### PROBLEM TO SOLVE
Below are records; repeat them all exactly.

(Entries from a dataset of interfaces)
----

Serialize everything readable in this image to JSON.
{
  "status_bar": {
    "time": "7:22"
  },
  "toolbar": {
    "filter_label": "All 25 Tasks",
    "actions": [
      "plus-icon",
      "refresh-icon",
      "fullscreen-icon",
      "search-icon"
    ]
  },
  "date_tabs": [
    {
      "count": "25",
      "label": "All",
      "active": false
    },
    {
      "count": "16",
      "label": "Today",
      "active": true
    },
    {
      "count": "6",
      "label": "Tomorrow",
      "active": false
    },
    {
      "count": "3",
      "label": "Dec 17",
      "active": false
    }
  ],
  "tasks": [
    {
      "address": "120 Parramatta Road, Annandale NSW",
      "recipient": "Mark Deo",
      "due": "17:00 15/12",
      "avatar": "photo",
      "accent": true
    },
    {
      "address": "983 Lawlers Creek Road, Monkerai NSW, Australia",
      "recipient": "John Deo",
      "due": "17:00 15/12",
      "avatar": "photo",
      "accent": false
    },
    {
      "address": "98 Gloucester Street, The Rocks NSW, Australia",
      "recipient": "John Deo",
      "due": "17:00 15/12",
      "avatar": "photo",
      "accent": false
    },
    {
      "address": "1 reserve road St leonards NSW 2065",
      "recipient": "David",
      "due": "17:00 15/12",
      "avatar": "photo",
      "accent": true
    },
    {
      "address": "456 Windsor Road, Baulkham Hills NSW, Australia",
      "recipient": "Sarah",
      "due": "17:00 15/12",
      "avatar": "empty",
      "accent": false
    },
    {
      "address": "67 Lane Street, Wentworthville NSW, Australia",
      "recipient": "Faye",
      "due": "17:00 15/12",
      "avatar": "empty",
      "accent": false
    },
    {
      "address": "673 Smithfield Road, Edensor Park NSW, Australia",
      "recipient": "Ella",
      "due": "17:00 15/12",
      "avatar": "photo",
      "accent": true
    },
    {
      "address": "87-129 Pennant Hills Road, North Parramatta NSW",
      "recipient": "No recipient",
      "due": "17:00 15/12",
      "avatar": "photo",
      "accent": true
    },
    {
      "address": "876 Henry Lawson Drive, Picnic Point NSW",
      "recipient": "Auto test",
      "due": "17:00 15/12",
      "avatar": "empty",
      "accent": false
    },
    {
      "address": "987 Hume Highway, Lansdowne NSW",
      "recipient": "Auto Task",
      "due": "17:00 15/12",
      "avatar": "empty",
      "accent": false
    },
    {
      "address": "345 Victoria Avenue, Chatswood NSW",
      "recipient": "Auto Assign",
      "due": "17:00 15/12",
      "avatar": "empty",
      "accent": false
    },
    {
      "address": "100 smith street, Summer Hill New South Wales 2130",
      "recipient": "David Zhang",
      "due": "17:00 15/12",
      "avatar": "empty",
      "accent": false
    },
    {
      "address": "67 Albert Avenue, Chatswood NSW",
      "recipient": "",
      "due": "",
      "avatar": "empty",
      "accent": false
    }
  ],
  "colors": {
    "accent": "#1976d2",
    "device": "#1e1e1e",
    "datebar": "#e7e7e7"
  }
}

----

### ANSWER SPACE
Serialize everything readable in this image to JSON.
{
  "status_bar": {
    "time": "7:22"
  },
  "toolbar": {
    "filter_label": "All 25 Tasks",
    "actions": [
      "plus-icon",
      "refresh-icon",
      "fullscreen-icon",
      "search-icon"
    ]
  },
  "date_tabs": [
    {
      "count": "25",
      "label": "All",
      "active": false
    },
    {
      "count": "16",
      "label": "Today",
      "active": true
    },
    {
      "count": "6",
      "label": "Tomorrow",
      "active": false
    },
    {
      "count": "3",
      "label": "Dec 17",
      "active": false
    }
  ],
  "tasks": [
    {
      "address": "120 Parramatta Road, Annandale NSW",
      "recipient": "Mark Deo",
      "due": "17:00 15/12",
      "avatar": "photo",
      "accent": true
    },
    {
      "address": "983 Lawlers Creek Road, Monkerai NSW, Australia",
      "recipient": "John Deo",
      "due": "17:00 15/12",
      "avatar": "photo",
      "accent": false
    },
    {
      "address": "98 Gloucester Street, The Rocks NSW, Australia",
      "recipient": "John Deo",
      "due": "17:00 15/12",
      "avatar": "photo",
      "accent": false
    },
    {
      "address": "1 reserve road St leonards NSW 2065",
      "recipient": "David",
      "due": "17:00 15/12",
      "avatar": "photo",
      "accent": true
    },
    {
      "address": "456 Windsor Road, Baulkham Hills NSW, Australia",
      "recipient": "Sarah",
      "due": "17:00 15/12",
      "avatar": "empty",
      "accent": false
    },
    {
      "address": "67 Lane Street, Wentworthville NSW, Australia",
      "recipient": "Faye",
      "due": "17:00 15/12",
      "avatar": "empty",
      "accent": false
    },
    {
      "address": "673 Smithfield Road, Edensor Park NSW, Australia",
      "recipient": "Ella",
      "due": "17:00 15/12",
      "avatar": "photo",
      "accent": true
    },
    {
      "address": "87-129 Pennant Hills Road, North Parramatta NSW",
      "recipient": "No recipient",
      "due": "17:00 15/12",
      "avatar": "photo",
      "accent": true
    },
    {
      "address": "876 Henry Lawson Drive, Picnic Point NSW",
      "recipient": "Auto test",
      "due": "17:00 15/12",
      "avatar": "empty",
      "accent": false
    },
    {
      "address": "987 Hume Highway, Lansdowne NSW",
      "recipient": "Auto Task",
      "due": "17:00 15/12",
      "avatar": "empty",
      "accent": false
    },
    {
      "address": "345 Victoria Avenue, Chatswood NSW",
      "recipient": "Auto Assign",
      "due": "17:00 15/12",
      "avatar": "empty",
      "accent": false
    },
    {
      "address": "100 smith street, Summer Hill New South Wales 2130",
      "recipient": "David Zhang",
      "due": "17:00 15/12",
      "avatar": "empty",
      "accent": false
    },
    {
      "address": "67 Albert Avenue, Chatswood NSW",
      "recipient": "",
      "due": "",
      "avatar": "empty",
      "accent": false
    }
  ],
  "colors": {
    "accent": "#1976d2",
    "device": "#1e1e1e",
    "datebar": "#e7e7e7"
  }
}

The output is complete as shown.